#### Work to complete
Start to finish, print the data below exactly, without the images.

Content starts

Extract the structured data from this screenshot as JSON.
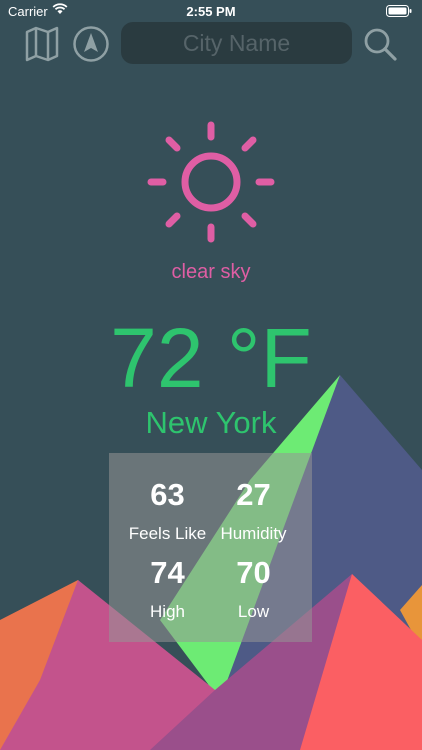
{
  "status_bar": {
    "carrier": "Carrier",
    "time": "2:55 PM"
  },
  "toolbar": {
    "map_icon": "map-icon",
    "location_icon": "navigation-arrow-icon",
    "search_icon": "magnifying-glass-icon",
    "city_placeholder": "City Name",
    "city_value": ""
  },
  "weather": {
    "icon": "sun-icon",
    "condition": "clear sky",
    "temperature": "72 °F",
    "city": "New York",
    "stats": {
      "feels_like_value": "63",
      "feels_like_label": "Feels Like",
      "humidity_value": "27",
      "humidity_label": "Humidity",
      "high_value": "74",
      "high_label": "High",
      "low_value": "70",
      "low_label": "Low"
    }
  },
  "colors": {
    "background": "#364f58",
    "accent_pink": "#df5ea4",
    "accent_green": "#2ec46e",
    "icon_gray": "#8fa0a4"
  }
}
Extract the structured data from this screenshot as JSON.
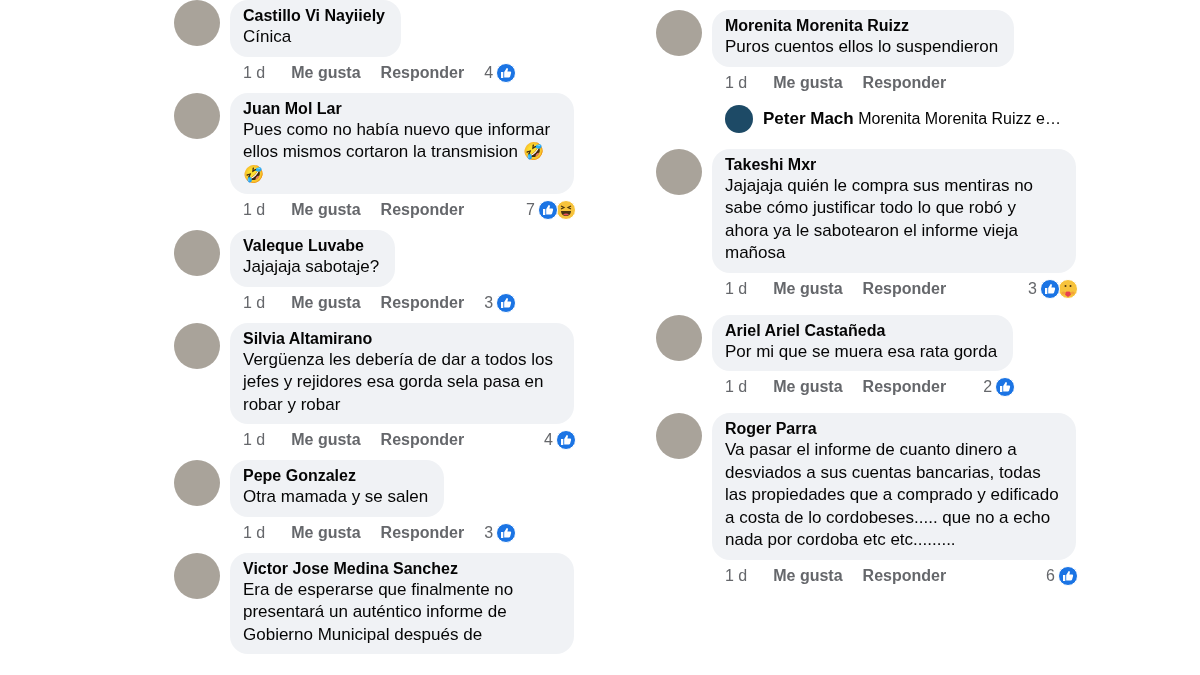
{
  "columns": [
    {
      "comments": [
        {
          "author": "Castillo Vi Nayiiely",
          "text": "Cínica",
          "time": "1 d",
          "like": "Me gusta",
          "reply": "Responder",
          "count": "4",
          "reactions": [
            {
              "kind": "like"
            }
          ]
        },
        {
          "author": "Juan Mol Lar",
          "text": "Pues como no había nuevo que informar ellos mismos  cortaron la transmision 🤣🤣",
          "time": "1 d",
          "like": "Me gusta",
          "reply": "Responder",
          "count": "7",
          "reactions": [
            {
              "kind": "like"
            },
            {
              "kind": "haha"
            }
          ]
        },
        {
          "author": "Valeque Luvabe",
          "text": "Jajajaja sabotaje?",
          "time": "1 d",
          "like": "Me gusta",
          "reply": "Responder",
          "count": "3",
          "reactions": [
            {
              "kind": "like"
            }
          ]
        },
        {
          "author": "Silvia Altamirano",
          "text": "Vergüenza les debería de dar a todos los jefes y rejidores esa gorda sela pasa en robar y robar",
          "time": "1 d",
          "like": "Me gusta",
          "reply": "Responder",
          "count": "4",
          "reactions": [
            {
              "kind": "like"
            }
          ]
        },
        {
          "author": "Pepe Gonzalez",
          "text": "Otra mamada y se salen",
          "time": "1 d",
          "like": "Me gusta",
          "reply": "Responder",
          "count": "3",
          "reactions": [
            {
              "kind": "like"
            }
          ]
        },
        {
          "author": "Victor Jose Medina Sanchez",
          "text": "Era de esperarse que finalmente no presentará un auténtico informe de Gobierno Municipal después de"
        }
      ]
    },
    {
      "comments": [
        {
          "author": "Morenita Morenita Ruizz",
          "text": "Puros cuentos ellos lo suspendieron",
          "time": "1 d",
          "like": "Me gusta",
          "reply": "Responder",
          "replies": [
            {
              "author": "Peter Mach",
              "text": "Morenita Morenita Ruizz e…"
            }
          ]
        },
        {
          "author": "Takeshi Mxr",
          "text": "Jajajaja quién le compra sus mentiras no sabe cómo justificar todo lo que robó y ahora ya le sabotearon el informe vieja mañosa",
          "time": "1 d",
          "like": "Me gusta",
          "reply": "Responder",
          "count": "3",
          "reactions": [
            {
              "kind": "like"
            },
            {
              "kind": "care"
            }
          ]
        },
        {
          "author": "Ariel Ariel Castañeda",
          "text": "Por mi que se muera esa rata gorda",
          "time": "1 d",
          "like": "Me gusta",
          "reply": "Responder",
          "count": "2",
          "reactions": [
            {
              "kind": "like"
            }
          ]
        },
        {
          "author": "Roger Parra",
          "text": "Va pasar el informe de cuanto dinero a desviados a sus cuentas bancarias, todas las propiedades que a comprado y edificado a costa de lo cordobeses..... que no a echo nada por cordoba etc etc.........",
          "time": "1 d",
          "like": "Me gusta",
          "reply": "Responder",
          "count": "6",
          "reactions": [
            {
              "kind": "like"
            }
          ]
        }
      ]
    }
  ]
}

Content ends

#### Answer to this task
Extract the structured data from this screenshot as JSON.
{
  "status_bar": {
    "carrier": "Carrier",
    "time": "2:55 PM"
  },
  "toolbar": {
    "map_icon": "map-icon",
    "location_icon": "navigation-arrow-icon",
    "search_icon": "magnifying-glass-icon",
    "city_placeholder": "City Name",
    "city_value": ""
  },
  "weather": {
    "icon": "sun-icon",
    "condition": "clear sky",
    "temperature": "72 °F",
    "city": "New York",
    "stats": {
      "feels_like_value": "63",
      "feels_like_label": "Feels Like",
      "humidity_value": "27",
      "humidity_label": "Humidity",
      "high_value": "74",
      "high_label": "High",
      "low_value": "70",
      "low_label": "Low"
    }
  },
  "colors": {
    "background": "#364f58",
    "accent_pink": "#df5ea4",
    "accent_green": "#2ec46e",
    "icon_gray": "#8fa0a4"
  }
}
Extract the structured data from this screenshot as JSON.
{
  "columns": [
    {
      "comments": [
        {
          "author": "Castillo Vi Nayiiely",
          "text": "Cínica",
          "time": "1 d",
          "like": "Me gusta",
          "reply": "Responder",
          "count": "4",
          "reactions": [
            {
              "kind": "like"
            }
          ]
        },
        {
          "author": "Juan Mol Lar",
          "text": "Pues como no había nuevo que informar ellos mismos  cortaron la transmision 🤣🤣",
          "time": "1 d",
          "like": "Me gusta",
          "reply": "Responder",
          "count": "7",
          "reactions": [
            {
              "kind": "like"
            },
            {
              "kind": "haha"
            }
          ]
        },
        {
          "author": "Valeque Luvabe",
          "text": "Jajajaja sabotaje?",
          "time": "1 d",
          "like": "Me gusta",
          "reply": "Responder",
          "count": "3",
          "reactions": [
            {
              "kind": "like"
            }
          ]
        },
        {
          "author": "Silvia Altamirano",
          "text": "Vergüenza les debería de dar a todos los jefes y rejidores esa gorda sela pasa en robar y robar",
          "time": "1 d",
          "like": "Me gusta",
          "reply": "Responder",
          "count": "4",
          "reactions": [
            {
              "kind": "like"
            }
          ]
        },
        {
          "author": "Pepe Gonzalez",
          "text": "Otra mamada y se salen",
          "time": "1 d",
          "like": "Me gusta",
          "reply": "Responder",
          "count": "3",
          "reactions": [
            {
              "kind": "like"
            }
          ]
        },
        {
          "author": "Victor Jose Medina Sanchez",
          "text": "Era de esperarse que finalmente no presentará un auténtico informe de Gobierno Municipal después de"
        }
      ]
    },
    {
      "comments": [
        {
          "author": "Morenita Morenita Ruizz",
          "text": "Puros cuentos ellos lo suspendieron",
          "time": "1 d",
          "like": "Me gusta",
          "reply": "Responder",
          "replies": [
            {
              "author": "Peter Mach",
              "text": "Morenita Morenita Ruizz e…"
            }
          ]
        },
        {
          "author": "Takeshi Mxr",
          "text": "Jajajaja quién le compra sus mentiras no sabe cómo justificar todo lo que robó y ahora ya le sabotearon el informe vieja mañosa",
          "time": "1 d",
          "like": "Me gusta",
          "reply": "Responder",
          "count": "3",
          "reactions": [
            {
              "kind": "like"
            },
            {
              "kind": "care"
            }
          ]
        },
        {
          "author": "Ariel Ariel Castañeda",
          "text": "Por mi que se muera esa rata gorda",
          "time": "1 d",
          "like": "Me gusta",
          "reply": "Responder",
          "count": "2",
          "reactions": [
            {
              "kind": "like"
            }
          ]
        },
        {
          "author": "Roger Parra",
          "text": "Va pasar el informe de cuanto dinero a desviados a sus cuentas bancarias, todas las propiedades que a comprado y edificado a costa de lo cordobeses..... que no a echo nada por cordoba etc etc.........",
          "time": "1 d",
          "like": "Me gusta",
          "reply": "Responder",
          "count": "6",
          "reactions": [
            {
              "kind": "like"
            }
          ]
        }
      ]
    }
  ]
}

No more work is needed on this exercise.